'Evolution Canyons' I and II are in Israel. They are similar, each with a hot south-facing slope and a cooler north-facing slope. The sun-exposed 'African' south-facing slopes get eight times more solar radiation than the shady, green, lush 'European' north-facing slopes. Scientists studied 131 strains of Bacillus simplex and found that bacteria on different slopes have evolved differently, forming different 'ecotypes' of the same species.

Typhoid fever kills 10–30% of untreated people. One of the best-known cases was that of Mary Mallon, a healthy carrier of typhoid, who worked for many years in the food industry in New York and is thought to have infected almost 50 people. She was eventually forcibly quarantined by authorities and named Typhoid Mary.

There are 17 million cases of Typhoid fever each year - although the World Health Organization cautions that this is a 'very conservative' estimate.
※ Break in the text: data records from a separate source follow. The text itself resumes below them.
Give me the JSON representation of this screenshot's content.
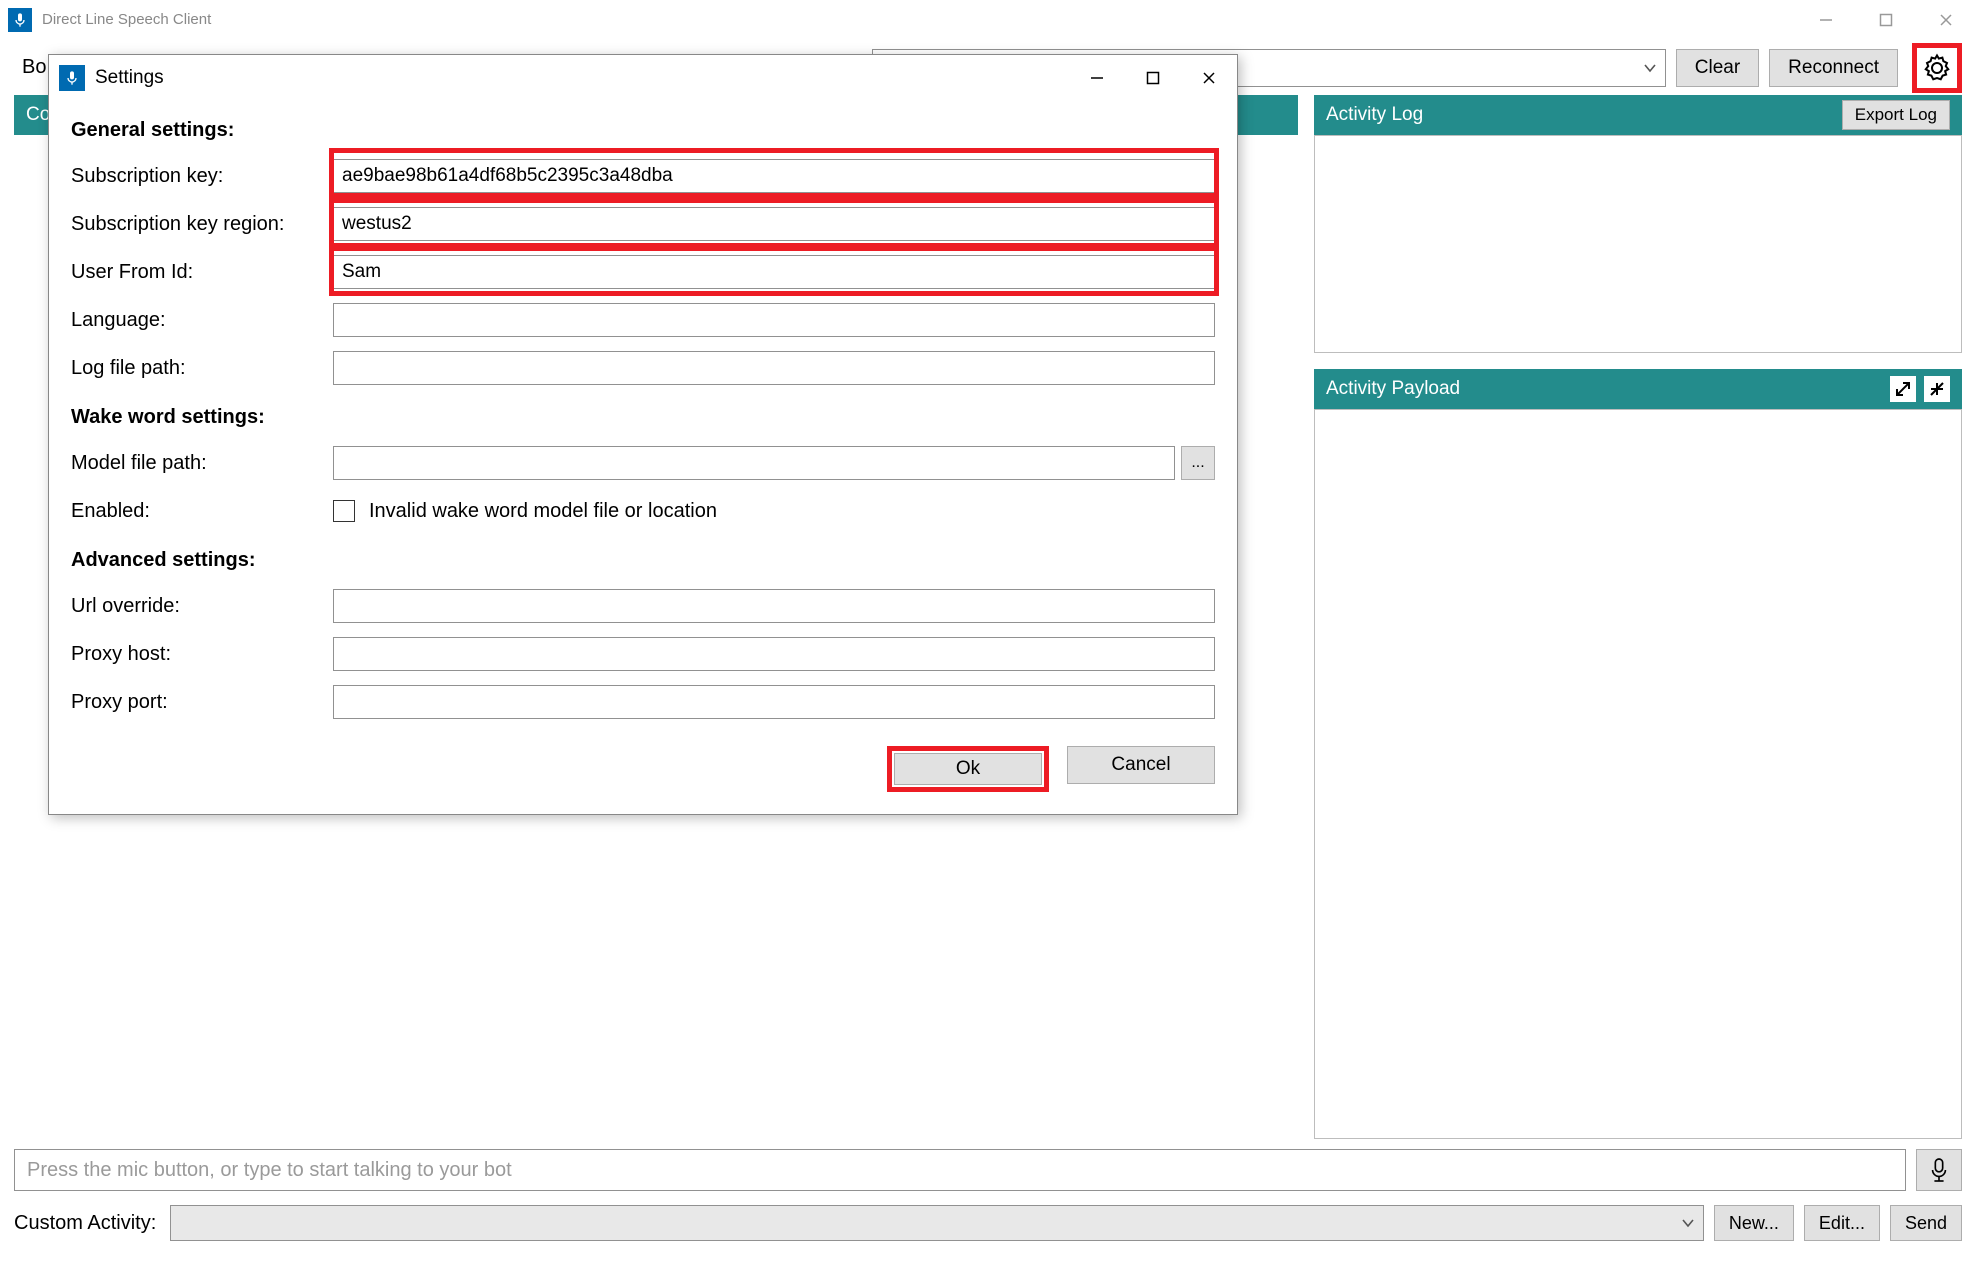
{
  "app": {
    "title": "Direct Line Speech Client"
  },
  "toolbar": {
    "bo_label": "Bo",
    "clear_label": "Clear",
    "reconnect_label": "Reconnect"
  },
  "panels": {
    "conversation_label": "Co",
    "activity_log_label": "Activity Log",
    "export_log_label": "Export Log",
    "activity_payload_label": "Activity Payload"
  },
  "bottom": {
    "message_placeholder": "Press the mic button, or type to start talking to your bot",
    "custom_activity_label": "Custom Activity:",
    "new_label": "New...",
    "edit_label": "Edit...",
    "send_label": "Send"
  },
  "settings": {
    "title": "Settings",
    "general": {
      "heading": "General settings:",
      "subscription_key_label": "Subscription key:",
      "subscription_key_value": "ae9bae98b61a4df68b5c2395c3a48dba",
      "region_label": "Subscription key region:",
      "region_value": "westus2",
      "user_from_id_label": "User From Id:",
      "user_from_id_value": "Sam",
      "language_label": "Language:",
      "language_value": "",
      "log_file_label": "Log file path:",
      "log_file_value": ""
    },
    "wake": {
      "heading": "Wake word settings:",
      "model_path_label": "Model file path:",
      "model_path_value": "",
      "enabled_label": "Enabled:",
      "enabled_text": "Invalid wake word model file or location"
    },
    "advanced": {
      "heading": "Advanced settings:",
      "url_override_label": "Url override:",
      "url_override_value": "",
      "proxy_host_label": "Proxy host:",
      "proxy_host_value": "",
      "proxy_port_label": "Proxy port:",
      "proxy_port_value": ""
    },
    "ok_label": "Ok",
    "cancel_label": "Cancel"
  }
}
Young people are most at risk: in Indonesia, nine out of ten cases occur in 3–19-year-olds.

It has been controlled by vaccination and use of antibiotics but antibiotic resistance is an emerging problem, especially in south-east Asia.

Knowledge of the structure–property–function relationships of dermal scales of armoured fish could enable pathways to improved bioinspired human body armor, and may provide clues to the evolutionary origins of mineralized tissues.
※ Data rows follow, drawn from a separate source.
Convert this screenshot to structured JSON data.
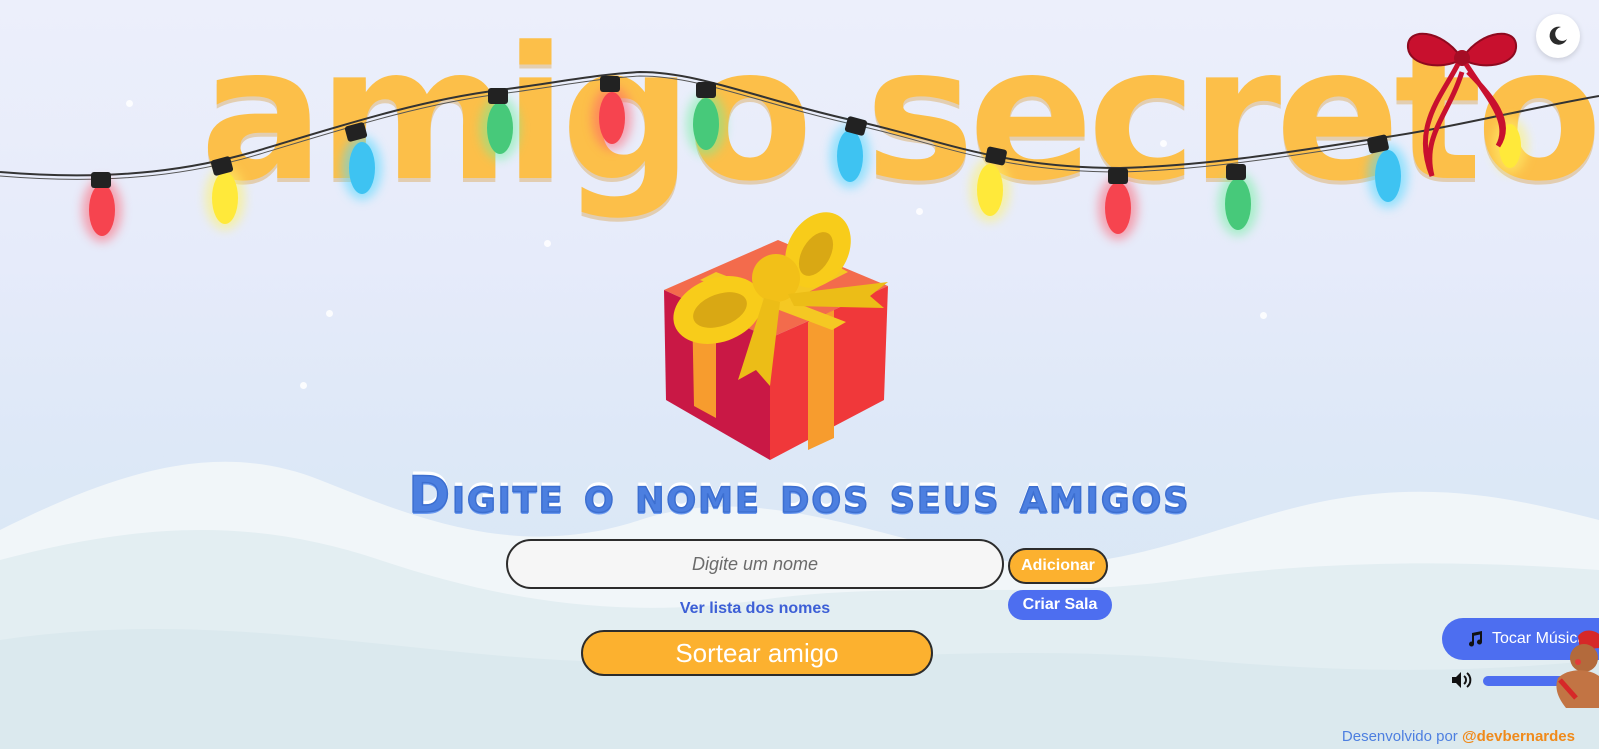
{
  "header": {
    "title": "amigo secreto",
    "theme_toggle_icon": "moon-icon"
  },
  "main": {
    "subtitle": "Digite o nome dos seus amigos",
    "input": {
      "placeholder": "Digite um nome",
      "value": ""
    },
    "add_button": "Adicionar",
    "create_room_button": "Criar Sala",
    "view_list_link": "Ver lista dos nomes",
    "draw_button": "Sortear amigo"
  },
  "music": {
    "play_button": "Tocar Música",
    "play_icon": "music-note-icon",
    "volume_icon": "volume-icon",
    "volume_level": 0.9
  },
  "footer": {
    "prefix": "Desenvolvido por",
    "handle": "@devbernardes"
  },
  "colors": {
    "title": "#fcbf49",
    "accent_blue": "#4d6ef0",
    "accent_orange": "#fcb12f",
    "subtitle_blue": "#4c7fe0"
  }
}
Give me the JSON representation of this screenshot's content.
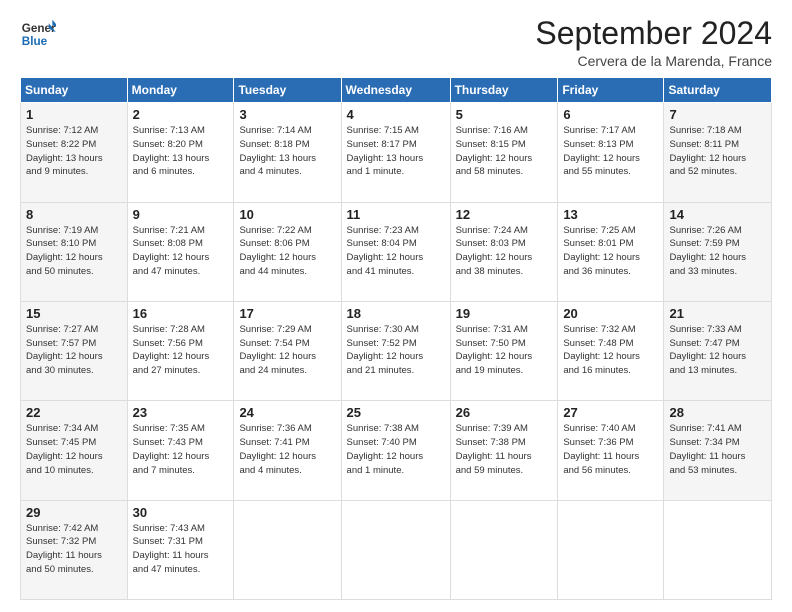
{
  "header": {
    "logo_general": "General",
    "logo_blue": "Blue",
    "month_title": "September 2024",
    "location": "Cervera de la Marenda, France"
  },
  "days_of_week": [
    "Sunday",
    "Monday",
    "Tuesday",
    "Wednesday",
    "Thursday",
    "Friday",
    "Saturday"
  ],
  "weeks": [
    [
      {
        "day": 1,
        "info": "Sunrise: 7:12 AM\nSunset: 8:22 PM\nDaylight: 13 hours\nand 9 minutes."
      },
      {
        "day": 2,
        "info": "Sunrise: 7:13 AM\nSunset: 8:20 PM\nDaylight: 13 hours\nand 6 minutes."
      },
      {
        "day": 3,
        "info": "Sunrise: 7:14 AM\nSunset: 8:18 PM\nDaylight: 13 hours\nand 4 minutes."
      },
      {
        "day": 4,
        "info": "Sunrise: 7:15 AM\nSunset: 8:17 PM\nDaylight: 13 hours\nand 1 minute."
      },
      {
        "day": 5,
        "info": "Sunrise: 7:16 AM\nSunset: 8:15 PM\nDaylight: 12 hours\nand 58 minutes."
      },
      {
        "day": 6,
        "info": "Sunrise: 7:17 AM\nSunset: 8:13 PM\nDaylight: 12 hours\nand 55 minutes."
      },
      {
        "day": 7,
        "info": "Sunrise: 7:18 AM\nSunset: 8:11 PM\nDaylight: 12 hours\nand 52 minutes."
      }
    ],
    [
      {
        "day": 8,
        "info": "Sunrise: 7:19 AM\nSunset: 8:10 PM\nDaylight: 12 hours\nand 50 minutes."
      },
      {
        "day": 9,
        "info": "Sunrise: 7:21 AM\nSunset: 8:08 PM\nDaylight: 12 hours\nand 47 minutes."
      },
      {
        "day": 10,
        "info": "Sunrise: 7:22 AM\nSunset: 8:06 PM\nDaylight: 12 hours\nand 44 minutes."
      },
      {
        "day": 11,
        "info": "Sunrise: 7:23 AM\nSunset: 8:04 PM\nDaylight: 12 hours\nand 41 minutes."
      },
      {
        "day": 12,
        "info": "Sunrise: 7:24 AM\nSunset: 8:03 PM\nDaylight: 12 hours\nand 38 minutes."
      },
      {
        "day": 13,
        "info": "Sunrise: 7:25 AM\nSunset: 8:01 PM\nDaylight: 12 hours\nand 36 minutes."
      },
      {
        "day": 14,
        "info": "Sunrise: 7:26 AM\nSunset: 7:59 PM\nDaylight: 12 hours\nand 33 minutes."
      }
    ],
    [
      {
        "day": 15,
        "info": "Sunrise: 7:27 AM\nSunset: 7:57 PM\nDaylight: 12 hours\nand 30 minutes."
      },
      {
        "day": 16,
        "info": "Sunrise: 7:28 AM\nSunset: 7:56 PM\nDaylight: 12 hours\nand 27 minutes."
      },
      {
        "day": 17,
        "info": "Sunrise: 7:29 AM\nSunset: 7:54 PM\nDaylight: 12 hours\nand 24 minutes."
      },
      {
        "day": 18,
        "info": "Sunrise: 7:30 AM\nSunset: 7:52 PM\nDaylight: 12 hours\nand 21 minutes."
      },
      {
        "day": 19,
        "info": "Sunrise: 7:31 AM\nSunset: 7:50 PM\nDaylight: 12 hours\nand 19 minutes."
      },
      {
        "day": 20,
        "info": "Sunrise: 7:32 AM\nSunset: 7:48 PM\nDaylight: 12 hours\nand 16 minutes."
      },
      {
        "day": 21,
        "info": "Sunrise: 7:33 AM\nSunset: 7:47 PM\nDaylight: 12 hours\nand 13 minutes."
      }
    ],
    [
      {
        "day": 22,
        "info": "Sunrise: 7:34 AM\nSunset: 7:45 PM\nDaylight: 12 hours\nand 10 minutes."
      },
      {
        "day": 23,
        "info": "Sunrise: 7:35 AM\nSunset: 7:43 PM\nDaylight: 12 hours\nand 7 minutes."
      },
      {
        "day": 24,
        "info": "Sunrise: 7:36 AM\nSunset: 7:41 PM\nDaylight: 12 hours\nand 4 minutes."
      },
      {
        "day": 25,
        "info": "Sunrise: 7:38 AM\nSunset: 7:40 PM\nDaylight: 12 hours\nand 1 minute."
      },
      {
        "day": 26,
        "info": "Sunrise: 7:39 AM\nSunset: 7:38 PM\nDaylight: 11 hours\nand 59 minutes."
      },
      {
        "day": 27,
        "info": "Sunrise: 7:40 AM\nSunset: 7:36 PM\nDaylight: 11 hours\nand 56 minutes."
      },
      {
        "day": 28,
        "info": "Sunrise: 7:41 AM\nSunset: 7:34 PM\nDaylight: 11 hours\nand 53 minutes."
      }
    ],
    [
      {
        "day": 29,
        "info": "Sunrise: 7:42 AM\nSunset: 7:32 PM\nDaylight: 11 hours\nand 50 minutes."
      },
      {
        "day": 30,
        "info": "Sunrise: 7:43 AM\nSunset: 7:31 PM\nDaylight: 11 hours\nand 47 minutes."
      },
      {
        "day": null,
        "info": ""
      },
      {
        "day": null,
        "info": ""
      },
      {
        "day": null,
        "info": ""
      },
      {
        "day": null,
        "info": ""
      },
      {
        "day": null,
        "info": ""
      }
    ]
  ]
}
Writing in Nature Materials, researchers Benjamin J. F. Bruet, Juha Song, Mary C. Boyce and Christine Ortiz present a multiscale experimental and computational approach that reveals the materials design principles present within individual ganoid scales from the 'living fossil' Polypterus senegalus.

This fish belongs to the ancient family Polypteridae, which first appeared 96 million years ago during the Cretaceous period and still retains many of their characteristics.

A new discovery could lead to treatments which turn off the inflammation in the lungs caused by influenza and other infections, according to a study published today in the journal Nature Immunology.

The symptoms of influenza, such as breathlessness, weight loss and fever, are made much worse by the immune system responding in an exaggerated way to the virus, rather than by the virus itself. The virus is often cleared from the body by the time symptoms appear and yet symptoms can last for many days, because the immune system continues to fight the damaged lung.

A national survey into the bedroom behavior of British women has revealed that 46% percent never or rarely achieve orgasm. The survey, conducted by Scarlet magazine and the makers of the PelvicToner to mark National Orgasm Day on July 31, polled over 2000 women across the country and found that women with better pelvic floor muscles were also enjoying better sex lives.

The survey is ongoing at The latest survey results can be downloaded from the site.

UPDATE: See a video clip here

Total solar eclipses take place when the Earth, Moon and Sun are aligned and the shadow of the Moon touches the surface of the Earth. At mid-eclipse, observers within the lunar shadow briefly see totality, where the silhouette of the Moon completely covers the Sun, revealing the beautiful outer solar atmosphere or corona.

On August 1st, 2008 there will be a total eclipse visible from Canada, northern Greenland, Svalbard, the Barents Sea, Russia, Mongolia and China.

People in the British Isles will see a partial solar eclipse, with between 1/10th and 1/3rd of the Sun obscured by the Moon.